Browsing New theses and dissertations by Author "Badger, Janelle Jean"
Drivers of life history variation in a long-lived, marine predator: individual heterogeneity in reproductive performance of grey seals (Halichoerus grypus)Badger, Janelle Jean; Breed, Greg; Bowen, W. Don; Doak, Pat; Mueter, Franz; Kitaysky, Alexander (2021-08)Fitness variation among individuals is a key tenet of eco-evolutionary theory, as natural selection acts upon this variation to bring about evolutionary change. Our understanding of individual heterogeneity and its evolutionary consequences in wild populations is limited, particularly for long-lived animals which are difficult to observe on a biologically relevant scales. This dissertation explores the dynamics of reproductive heterogeneity in a long-lived, iteroparous animal stemming from individual variation, energetic trade-offs, and ecological conditions using over 35 years of longitudinal data on a large sample of marked female grey seals (Halichoerus grypus) breeding on Sable Island, Nova Scotia. Using mixed-effects regression and novel mark- recapture techniques, I investigate three topics. First, I evaluated the evidence for and structure of individual heterogeneity in reproductive performance and determined how this heterogeneity interacts with increasing population size. In particular, I assessed whether population density affects individual-level reproduction, and may alter or amplify differences among individuals. Next, I investigated the relative contributions of individual heterogeneity and energetic trade-offs as drivers of life history variation by exploring the relationship between age-specific reproductive performance and survival. Finally, I determined how physical characteristics in early ontogeny may be a source for individual variation in reproductive success. Overall, I showed that individual heterogeneity is a prevalent and important feature of the Sable Island breeding population that interacts with ecological conditions. Variation among individuals in reproductive ability appears to be a main driver of variation in life history trajectories, and this variation may in part stem from physical characteristics and conditions during early ontogeny.

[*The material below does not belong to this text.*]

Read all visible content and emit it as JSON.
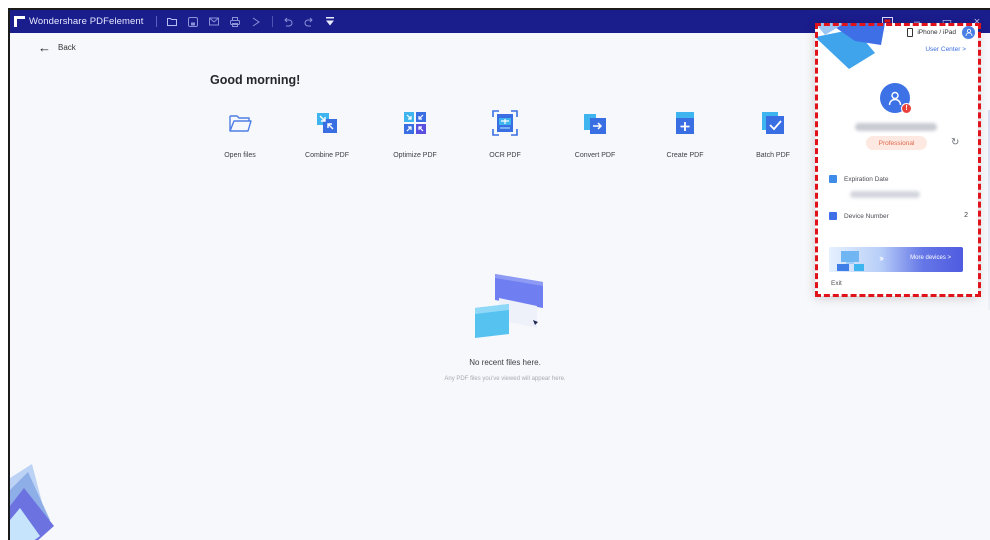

These results have important implications for future demographic and ecological analyses on this population as it reveals that individual variation cannot be ignored to accurately estimate vital rates and underlying individual trade-offs. This work is one of few on long-lived marine mammals and may provide insights into drivers of life history variation of other systems of long-lived, iteroparous animals that are not so well observed.